in conspicuous type and located directly above the signature line for the owner of the time-share period, the statement:
THERE IS NO GUARANTEE THAT YOUR TIME-SHARE PERIOD CAN BE SOLD AT ANY PARTICULAR PRICE OR WITHIN ANY PARTICULAR PERIOD OF TIME.
in at least 10-point type, all capitalized, and directly above the buyer’s signature line, the statement:
THE CURRENT YEAR’S ASSESSMENT FOR COMMON EXPENSES ALLOCABLE TO THE TIME-SHARE PERIOD YOU ARE PURCHASING IS ___. THIS ASSESSMENT, WHICH MAY BE INCREASED FROM TIME TO TIME BY THE MANAGING ENTITY OF THE TIME-SHARE PLAN, IS PAYABLE IN FULL EACH YEAR ON OR BEFORE ___. THIS ASSESSMENT (INCLUDES/DOES NOT INCLUDE) YEARLY AD VALOREM REAL ESTATE TAXES, WHICH (ARE/ARE NOT) BILLED AND COLLECTED SEPARATELY.
if ad valorem real property taxes are not included in the current year’s assessment for common expenses, the statement:
THE MOST RECENT ANNUAL ASSESSMENT FOR AD VALOREM REAL ESTATE TAXES FOR THE TIME-SHARE PERIOD YOU ARE PURCHASING IS ___.) EACH OWNER IS PERSONALLY LIABLE FOR THE PAYMENT OF HIS ASSESSMENTS FOR COMMON EXPENSES, AND FAILURE TO TIMELY PAY THESE ASSESSMENTS MAY RESULT IN Section 8: Property Rights, Estates & Tenancies 183
RESTRICTION OR LOSS OF YOUR USE AND/OR OWNERSHIP RIGHTS.
if a time-share estate is being conveyed, in conspicuous type, the statement:
For the purpose of ad valorem assessment, taxation and special assessments, the managing entity will be considered the taxpayer as your agent pursuant to section 192.037, Florida Statutes.
the terms and conditions of the purchase and closing, including the closing costs and title insurance obligations of the seller and/or the buyer
the existence of any mandatory exchange program membership included in the plan
Disclosure for Florida timeshare being offered for sale outside of Florida. The following disclosure statement is required within the purchase contract in conspicuous type located directly above the buyer’s signature line.

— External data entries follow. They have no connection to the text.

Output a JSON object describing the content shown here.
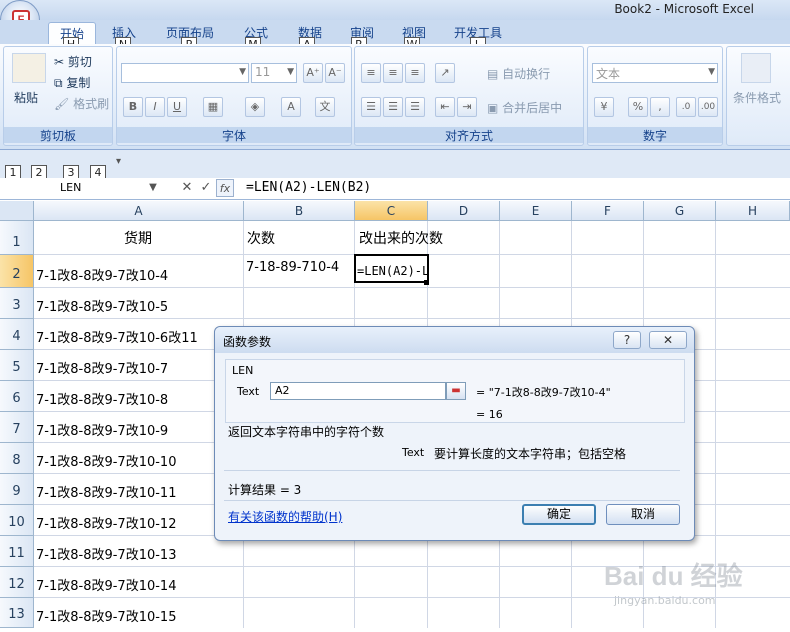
{
  "window": {
    "title": "Book2 - Microsoft Excel",
    "office_button_letter": "F"
  },
  "tabs": [
    {
      "label": "开始",
      "keytip": "H"
    },
    {
      "label": "插入",
      "keytip": "N"
    },
    {
      "label": "页面布局",
      "keytip": "P"
    },
    {
      "label": "公式",
      "keytip": "M"
    },
    {
      "label": "数据",
      "keytip": "A"
    },
    {
      "label": "审阅",
      "keytip": "R"
    },
    {
      "label": "视图",
      "keytip": "W"
    },
    {
      "label": "开发工具",
      "keytip": "L"
    }
  ],
  "ribbon": {
    "clipboard": {
      "label": "剪切板",
      "paste": "粘贴",
      "cut": "剪切",
      "copy": "复制",
      "format_painter": "格式刷"
    },
    "font": {
      "label": "字体",
      "size": "11"
    },
    "alignment": {
      "label": "对齐方式",
      "wrap": "自动换行",
      "merge": "合并后居中"
    },
    "number": {
      "label": "数字",
      "format": "文本"
    },
    "styles": {
      "conditional": "条件格式"
    }
  },
  "qat_keytips": [
    "1",
    "2",
    "3",
    "4"
  ],
  "formula_bar": {
    "name_box": "LEN",
    "formula": "=LEN(A2)-LEN(B2)"
  },
  "grid": {
    "columns": [
      "A",
      "B",
      "C",
      "D",
      "E",
      "F",
      "G",
      "H"
    ],
    "rows": [
      "1",
      "2",
      "3",
      "4",
      "5",
      "6",
      "7",
      "8",
      "9",
      "10",
      "11",
      "12",
      "13"
    ],
    "cells": {
      "A1": "货期",
      "B1": "次数",
      "C1": "改出来的次数",
      "A2": "7-1改8-8改9-7改10-4",
      "B2": "7-18-89-710-4",
      "C2": "=LEN(A2)-LEN(B2)",
      "A3": "7-1改8-8改9-7改10-5",
      "A4": "7-1改8-8改9-7改10-6改11",
      "A5": "7-1改8-8改9-7改10-7",
      "A6": "7-1改8-8改9-7改10-8",
      "A7": "7-1改8-8改9-7改10-9",
      "A8": "7-1改8-8改9-7改10-10",
      "A9": "7-1改8-8改9-7改10-11",
      "A10": "7-1改8-8改9-7改10-12",
      "A11": "7-1改8-8改9-7改10-13",
      "A12": "7-1改8-8改9-7改10-14",
      "A13": "7-1改8-8改9-7改10-15"
    }
  },
  "dialog": {
    "title": "函数参数",
    "help_btn": "?",
    "close_btn": "✕",
    "function_name": "LEN",
    "arg_label": "Text",
    "arg_value": "A2",
    "arg_result": "= \"7-1改8-8改9-7改10-4\"",
    "result_line": "= 16",
    "description": "返回文本字符串中的字符个数",
    "arg_help_name": "Text",
    "arg_help_text": "要计算长度的文本字符串；包括空格",
    "calc_result": "计算结果 = 3",
    "help_link": "有关该函数的帮助(H)",
    "ok": "确定",
    "cancel": "取消"
  },
  "watermark": {
    "brand": "Bai du 经验",
    "url": "jingyan.baidu.com"
  }
}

The offering of this timeshare plan outside the jurisdictional limits of the United States of America is exempt from regulation under Florida law, and any such purchase is not protected by the State of Florida. However, the management and operation of any accommodations or facilities located in Florida is subject to Florida law and may give rise to enforcement action regardless of the location of any offer.
Disclosure of right to cancel. All time-share purchase agreements must include a disclosure that buyers have the right to cancel without penalty or obligation within 10 calendar days after the date of contract signing or the date the buyer received all of the required documents, whichever is later. The buyer must notify the seller of the cancellation in writing. The transaction closing may not take place before the expiration of the 10-day cancellation period. This right to cancel may not be waived.